Skip to main content
film review

Demonic marks South African-Canadian director Neill Blomkamp’s return to feature filmmaking.Courtesy of VVS Films

Plan your screen time with the weekly What to Watch newsletter. Sign up today.

  • Demonic
  • Directed by Neill Blomkamp
  • Written by Neill Blomkamp
  • Starring Carly Pope, Nathalie Boltt, Chris William Martin
  • Classification R
  • Run time 104 minutes
  • Available Aug. 20 in theatres (Toronto – Scotiabank and Vancouver – Park) and for digital purchase, and Aug. 31 on VOD.

Supernatural horror flick Demonic marks South African-Canadian director Neill Blomkamp’s return to feature filmmaking following his 2015 dystopian blockbuster Chappie. Starring Popular’s Carly Pope, Demonic was filmed during the summer of 2020, during the first wave of the coronavirus pandemic. It’s a continuation of Blomkamp’s interest in mixing handheld realism with computer generated animation and effects, but Demonic is a much more understated entry in the writer-director’s filmography, which also includes Elysium and District 9.

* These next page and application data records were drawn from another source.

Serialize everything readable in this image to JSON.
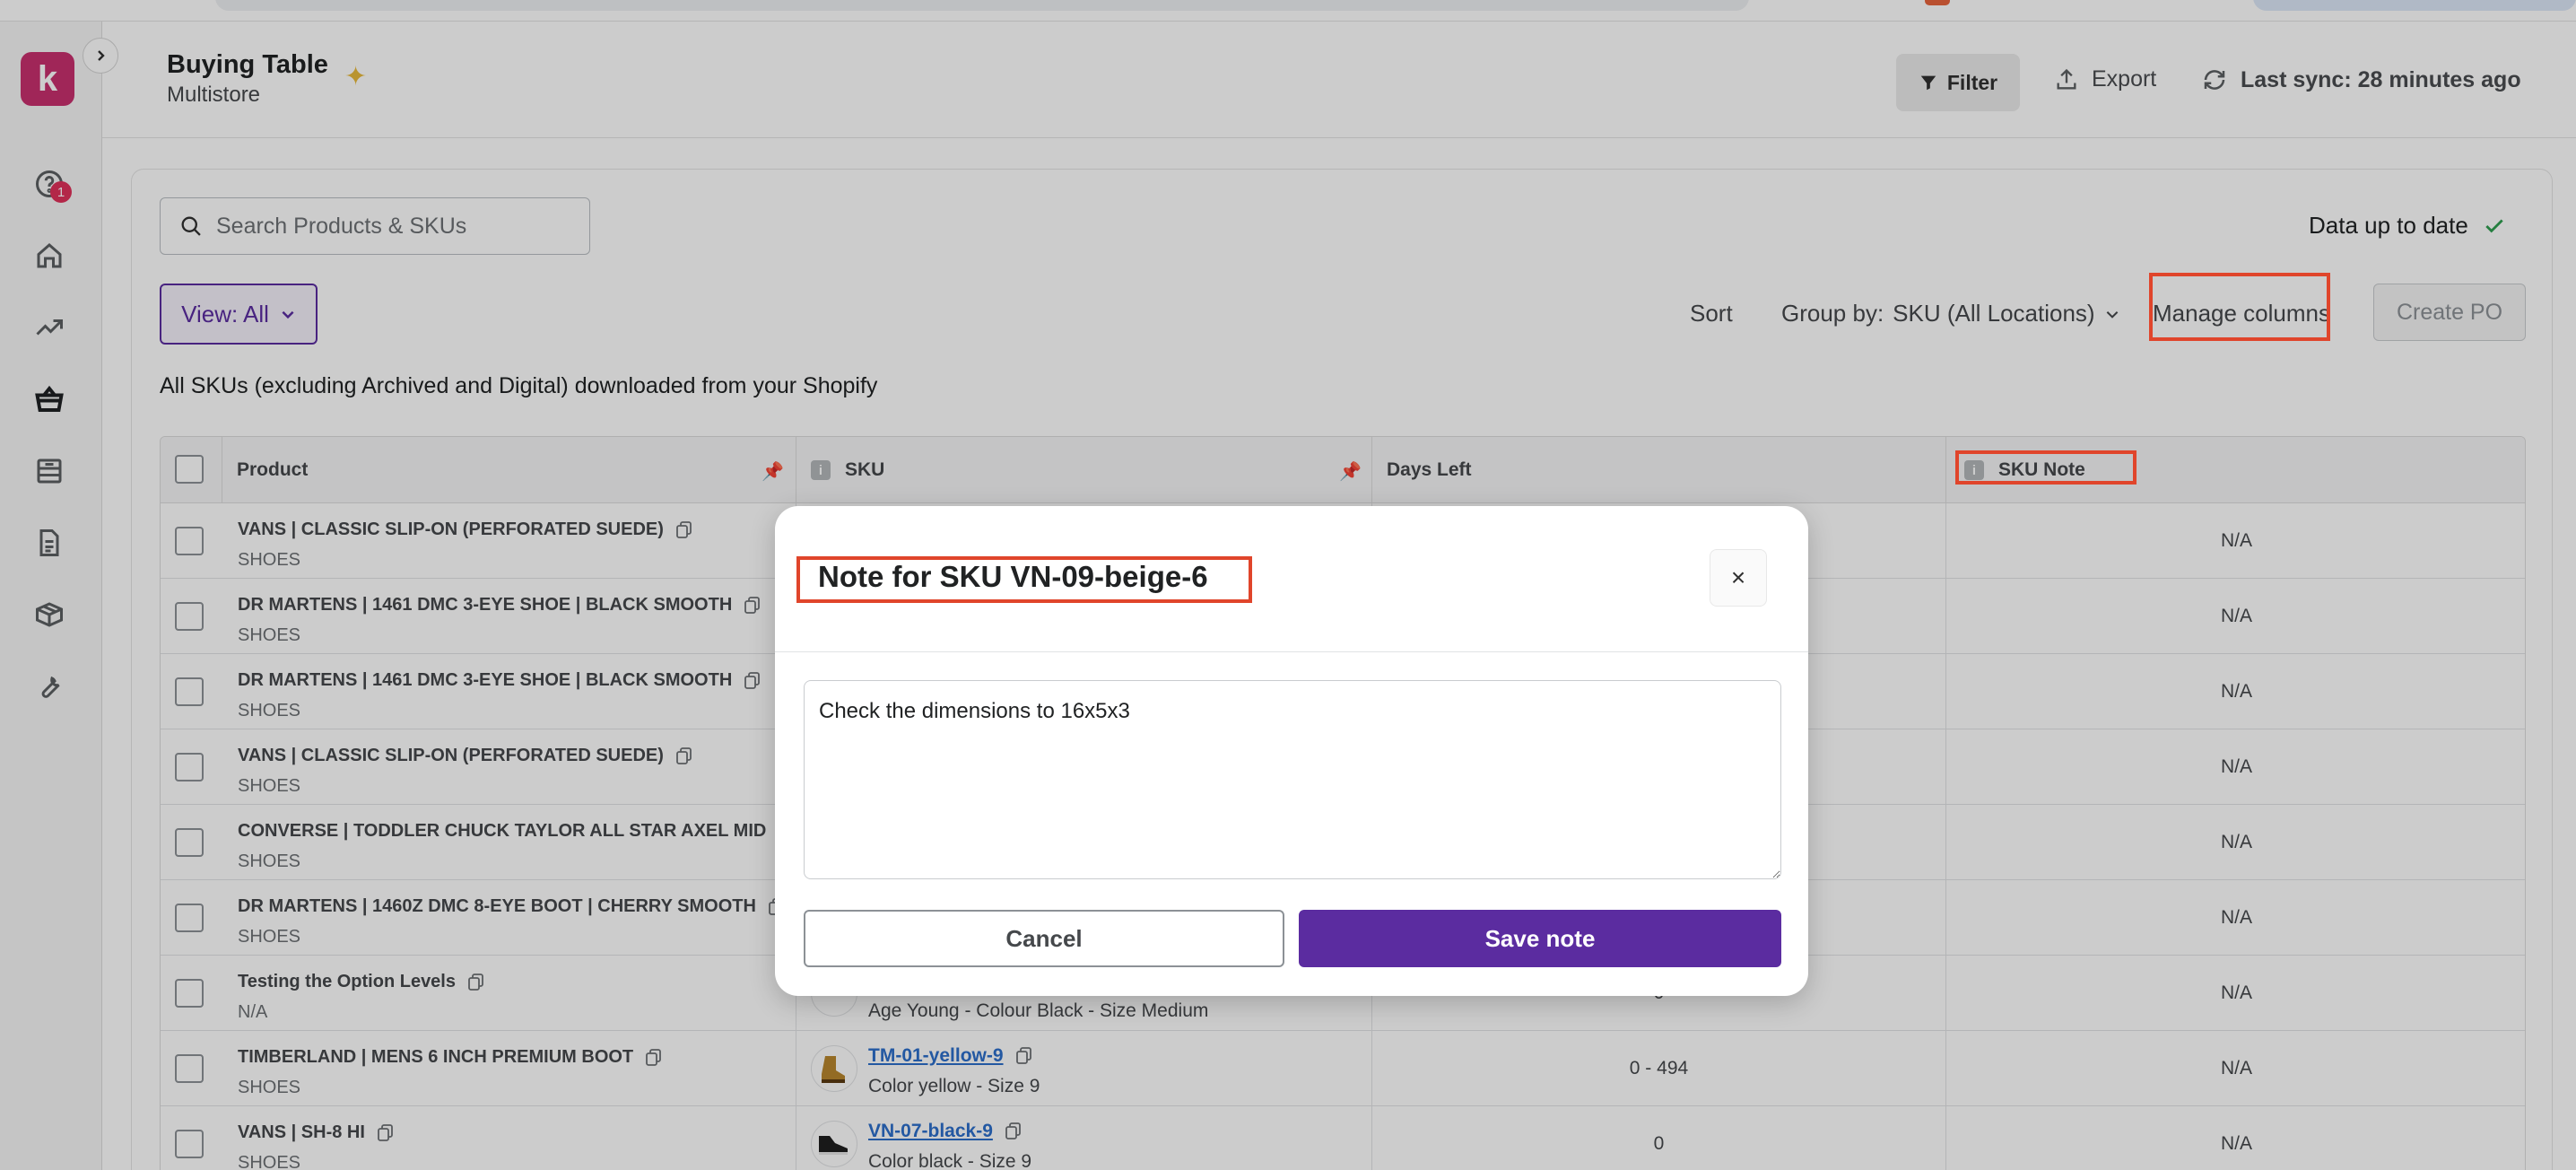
{
  "header": {
    "title": "Buying Table",
    "subtitle": "Multistore",
    "filter_label": "Filter",
    "export_label": "Export",
    "sync_label": "Last sync: 28 minutes ago"
  },
  "sidebar": {
    "logo_letter": "k",
    "help_badge": "1",
    "icons": [
      "help-icon",
      "home-icon",
      "trending-icon",
      "basket-icon",
      "inventory-icon",
      "document-icon",
      "box-icon",
      "wrench-icon"
    ]
  },
  "toolbar": {
    "search_placeholder": "Search Products & SKUs",
    "data_status": "Data up to date",
    "view_label": "View: All",
    "sort_label": "Sort",
    "groupby_prefix": "Group by:",
    "groupby_value": "SKU (All Locations)",
    "manage_columns_label": "Manage columns",
    "create_po_label": "Create PO",
    "description": "All SKUs (excluding Archived and Digital) downloaded from your Shopify"
  },
  "table": {
    "columns": {
      "product": "Product",
      "sku": "SKU",
      "days_left": "Days Left",
      "sku_note": "SKU Note"
    },
    "rows": [
      {
        "product": "VANS | CLASSIC SLIP-ON (PERFORATED SUEDE)",
        "category": "SHOES",
        "sku": "",
        "variant": "",
        "days_left": "",
        "note": "N/A"
      },
      {
        "product": "DR MARTENS | 1461 DMC 3-EYE SHOE | BLACK SMOOTH",
        "category": "SHOES",
        "sku": "",
        "variant": "",
        "days_left": "",
        "note": "N/A"
      },
      {
        "product": "DR MARTENS | 1461 DMC 3-EYE SHOE | BLACK SMOOTH",
        "category": "SHOES",
        "sku": "",
        "variant": "",
        "days_left": "",
        "note": "N/A"
      },
      {
        "product": "VANS | CLASSIC SLIP-ON (PERFORATED SUEDE)",
        "category": "SHOES",
        "sku": "",
        "variant": "",
        "days_left": "",
        "note": "N/A"
      },
      {
        "product": "CONVERSE | TODDLER CHUCK TAYLOR ALL STAR AXEL MID",
        "category": "SHOES",
        "sku": "",
        "variant": "",
        "days_left": "",
        "note": "N/A"
      },
      {
        "product": "DR MARTENS | 1460Z DMC 8-EYE BOOT | CHERRY SMOOTH",
        "category": "SHOES",
        "sku": "",
        "variant": "",
        "days_left": "",
        "note": "N/A"
      },
      {
        "product": "Testing the Option Levels",
        "category": "N/A",
        "sku": "",
        "variant": "Age Young - Colour Black - Size Medium",
        "days_left": "0",
        "note": "N/A"
      },
      {
        "product": "TIMBERLAND | MENS 6 INCH PREMIUM BOOT",
        "category": "SHOES",
        "sku": "TM-01-yellow-9",
        "variant": "Color yellow - Size 9",
        "days_left": "0 - 494",
        "note": "N/A"
      },
      {
        "product": "VANS | SH-8 HI",
        "category": "SHOES",
        "sku": "VN-07-black-9",
        "variant": "Color black - Size 9",
        "days_left": "0",
        "note": "N/A"
      }
    ]
  },
  "modal": {
    "title": "Note for SKU VN-09-beige-6",
    "note_text": "Check the dimensions to 16x5x3",
    "cancel_label": "Cancel",
    "save_label": "Save note",
    "close_symbol": "×"
  },
  "colors": {
    "brand": "#5b2ca0",
    "logo": "#c8306e",
    "annotation": "#e0452b",
    "link": "#2c6ecb",
    "success": "#2e9e4f"
  }
}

Pope here stars as Carly, a woman estranged from her mother, Angela, who, years previous, was responsible for the deaths of 26 people. Carly, who has written her mother off as homicidal and unwell, has cut off all contact, until she learns that Angela is receiving medical treatment for locked-in syndrome – a rare neurological syndrome which renders the patient conscious but unable to move. In her attempts to forward her mother’s treatment, Carly comes to realize that her mother’s past actions were rooted in a much more immaterial form of evil, one that comes to unleash itself within Carly’s world.

Demonic often lacks the substance and energy needed to back up its narrative originality and hybrid genre form.Courtesy of VVS Films

Blomkamp here mixes high-concept science fiction with corporeal supernatural horror in a way that feels postmodern. Unfortunately, Demonic often lacks the substance and energy needed to back up its narrative originality and hybrid genre form. While it is refreshing to see the groundedness with which the director approaches his newest project, his larger-than-life ideas still seem to have trouble finding their exact footing.

In the interest of consistency across all critics’ reviews, The Globe has eliminated its star-rating system in film and theatre to align with coverage of music, books, visual arts and dance. Instead, works of excellence will be noted with a critic’s pick designation across all coverage. (Television reviews, typically based on an incomplete season, are exempt.)

Plan your screen time with the weekly What to Watch newsletter, with film, TV and streaming reviews and more. Sign up today.